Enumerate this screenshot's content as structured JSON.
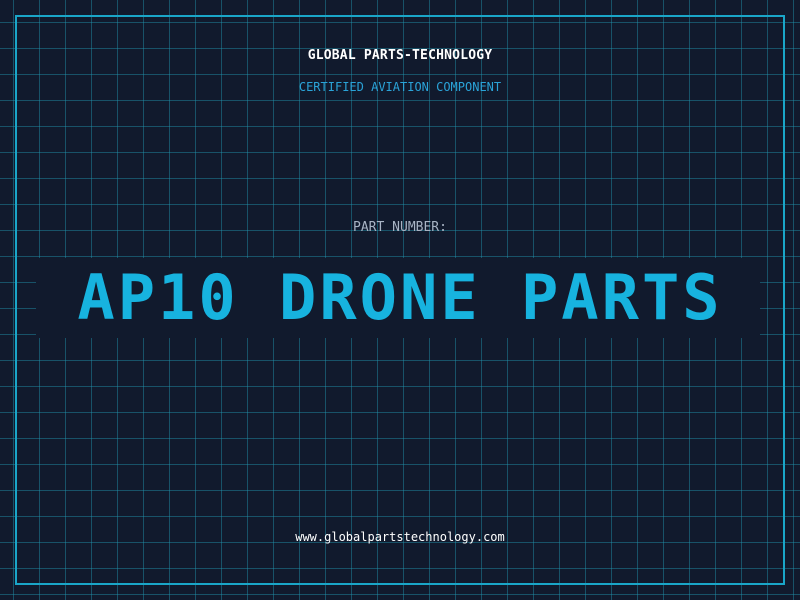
{
  "header": {
    "company": "GLOBAL PARTS-TECHNOLOGY",
    "subtitle": "CERTIFIED AVIATION COMPONENT"
  },
  "main": {
    "part_label": "PART NUMBER:",
    "part_number": "AP10 DRONE PARTS"
  },
  "footer": {
    "website": "www.globalpartstechnology.com"
  },
  "colors": {
    "background": "#111a2d",
    "grid": "#2296af",
    "accent": "#17b3df",
    "frame": "#1aa6c9",
    "text_primary": "#ffffff",
    "text_muted": "#a8b3c4"
  }
}
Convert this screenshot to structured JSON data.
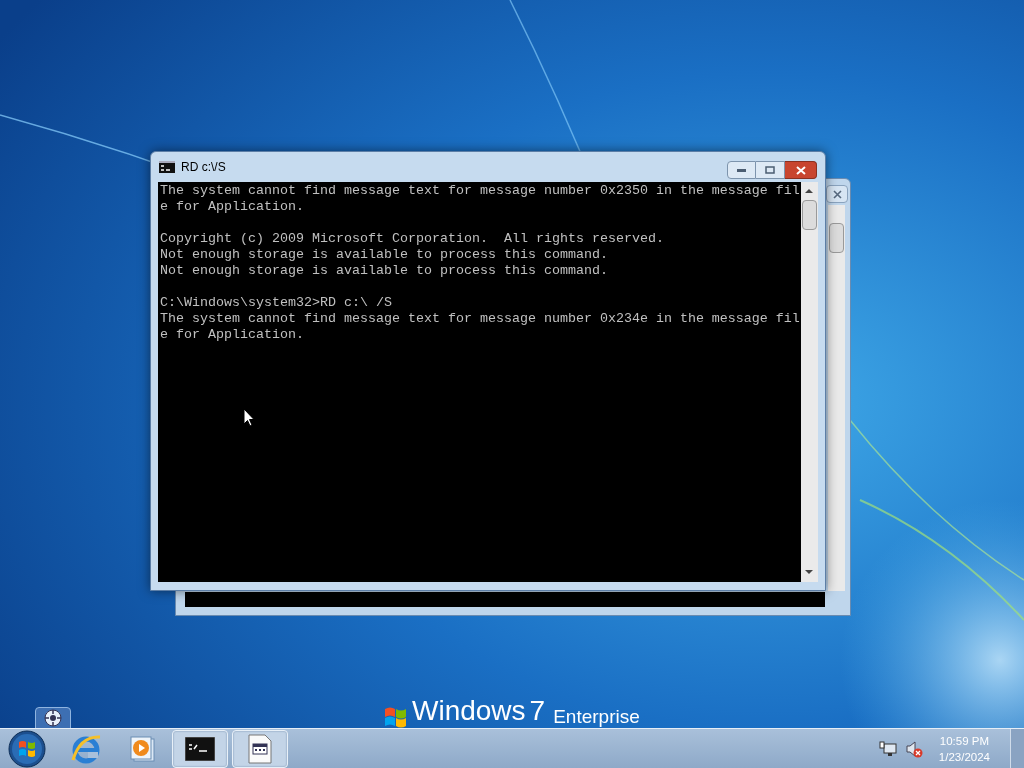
{
  "desktop": {
    "branding": {
      "name": "Windows",
      "version": "7",
      "edition": "Enterprise"
    }
  },
  "console_window": {
    "title": "RD c:\\/S",
    "active": true,
    "blocks": [
      [
        "The system cannot find message text for message number 0x2350 in the message fil",
        "e for Application."
      ],
      [
        "Copyright (c) 2009 Microsoft Corporation.  All rights reserved.",
        "Not enough storage is available to process this command.",
        "Not enough storage is available to process this command."
      ],
      [
        "C:\\Windows\\system32>RD c:\\ /S",
        "The system cannot find message text for message number 0x234e in the message fil",
        "e for Application."
      ]
    ]
  },
  "taskbar": {
    "items": [
      {
        "kind": "browser",
        "open": false
      },
      {
        "kind": "media",
        "open": false
      },
      {
        "kind": "console",
        "open": true
      },
      {
        "kind": "document",
        "open": true
      }
    ],
    "tray": {
      "volume_muted": true
    },
    "clock": {
      "time": "10:59 PM",
      "date": "1/23/2024"
    }
  }
}
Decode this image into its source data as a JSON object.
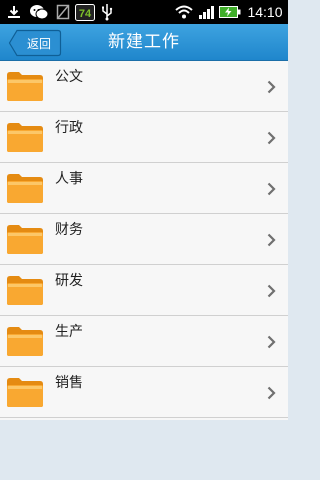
{
  "status_bar": {
    "time": "14:10",
    "battery_level_text": "74",
    "icons": [
      "download-icon",
      "wechat-icon",
      "no-sim-icon",
      "battery-level-icon",
      "usb-icon",
      "wifi-icon",
      "signal-icon",
      "battery-charging-icon"
    ]
  },
  "titlebar": {
    "back_label": "返回",
    "title": "新建工作",
    "accent_color": "#2a92d6"
  },
  "list": {
    "items": [
      {
        "label": "公文",
        "icon": "folder-icon"
      },
      {
        "label": "行政",
        "icon": "folder-icon"
      },
      {
        "label": "人事",
        "icon": "folder-icon"
      },
      {
        "label": "财务",
        "icon": "folder-icon"
      },
      {
        "label": "研发",
        "icon": "folder-icon"
      },
      {
        "label": "生产",
        "icon": "folder-icon"
      },
      {
        "label": "销售",
        "icon": "folder-icon"
      }
    ]
  }
}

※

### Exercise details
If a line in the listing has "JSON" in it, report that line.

### Response below
Enumerate this screenshot's content as structured JSON.
Convert this screenshot to structured JSON data.
Decode this image into its source data as a JSON object.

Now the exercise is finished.